>>>
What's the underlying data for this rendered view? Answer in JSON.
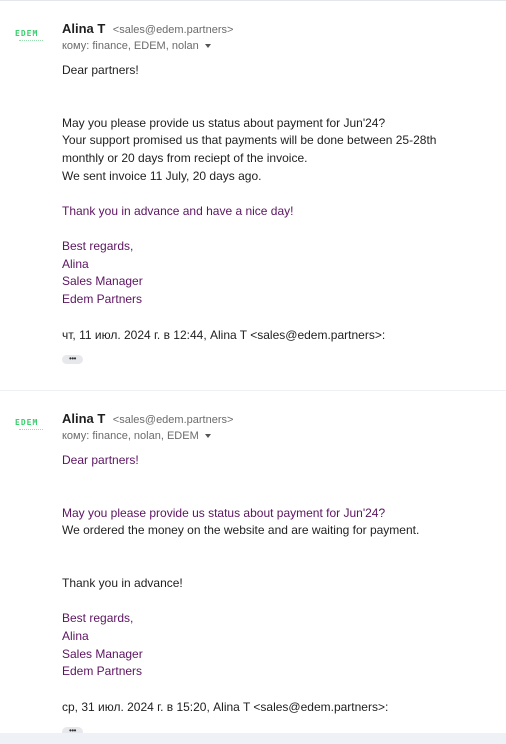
{
  "messages": [
    {
      "sender_name": "Alina T",
      "sender_email": "<sales@edem.partners>",
      "to": "кому: finance, EDEM, nolan",
      "logo_text": "EDEM",
      "body": {
        "greeting": "Dear partners!",
        "p1_line1": "May you please provide us status about payment for Jun'24?",
        "p1_line2": "Your support promised us that payments will be done between 25-28th",
        "p1_line3": "monthly or 20 days from reciept of the invoice.",
        "p1_line4": "We sent invoice 11 July, 20 days ago.",
        "thanks": "Thank you in advance and have a nice day!",
        "sig_regards": "Best regards,",
        "sig_name": "Alina",
        "sig_title": "Sales Manager",
        "sig_company": "Edem Partners"
      },
      "quote_header": "чт, 11 июл. 2024 г. в 12:44, Alina T <sales@edem.partners>:",
      "expand_label": "•••"
    },
    {
      "sender_name": "Alina T",
      "sender_email": "<sales@edem.partners>",
      "to": "кому: finance, nolan, EDEM",
      "logo_text": "EDEM",
      "body": {
        "greeting": "Dear partners!",
        "p1_line1": "May you please provide us status about payment for Jun'24?",
        "p1_line2": "We ordered the money on the website and are waiting for payment.",
        "thanks": "Thank you in advance!",
        "sig_regards": "Best regards,",
        "sig_name": "Alina",
        "sig_title": "Sales Manager",
        "sig_company": "Edem Partners"
      },
      "quote_header": "ср, 31 июл. 2024 г. в 15:20, Alina T <sales@edem.partners>:",
      "expand_label": "•••"
    }
  ],
  "colors": {
    "signature_purple": "#5c1461",
    "logo_green": "#3ccf6e",
    "page_background": "#eef1f5"
  }
}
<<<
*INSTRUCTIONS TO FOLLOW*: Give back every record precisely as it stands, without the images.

*TASK RESPONSE*:
What's the underlying data for this rendered view? Answer in JSON.
{
  "messages": [
    {
      "sender_name": "Alina T",
      "sender_email": "<sales@edem.partners>",
      "to": "кому: finance, EDEM, nolan",
      "logo_text": "EDEM",
      "body": {
        "greeting": "Dear partners!",
        "p1_line1": "May you please provide us status about payment for Jun'24?",
        "p1_line2": "Your support promised us that payments will be done between 25-28th",
        "p1_line3": "monthly or 20 days from reciept of the invoice.",
        "p1_line4": "We sent invoice 11 July, 20 days ago.",
        "thanks": "Thank you in advance and have a nice day!",
        "sig_regards": "Best regards,",
        "sig_name": "Alina",
        "sig_title": "Sales Manager",
        "sig_company": "Edem Partners"
      },
      "quote_header": "чт, 11 июл. 2024 г. в 12:44, Alina T <sales@edem.partners>:",
      "expand_label": "•••"
    },
    {
      "sender_name": "Alina T",
      "sender_email": "<sales@edem.partners>",
      "to": "кому: finance, nolan, EDEM",
      "logo_text": "EDEM",
      "body": {
        "greeting": "Dear partners!",
        "p1_line1": "May you please provide us status about payment for Jun'24?",
        "p1_line2": "We ordered the money on the website and are waiting for payment.",
        "thanks": "Thank you in advance!",
        "sig_regards": "Best regards,",
        "sig_name": "Alina",
        "sig_title": "Sales Manager",
        "sig_company": "Edem Partners"
      },
      "quote_header": "ср, 31 июл. 2024 г. в 15:20, Alina T <sales@edem.partners>:",
      "expand_label": "•••"
    }
  ],
  "colors": {
    "signature_purple": "#5c1461",
    "logo_green": "#3ccf6e",
    "page_background": "#eef1f5"
  }
}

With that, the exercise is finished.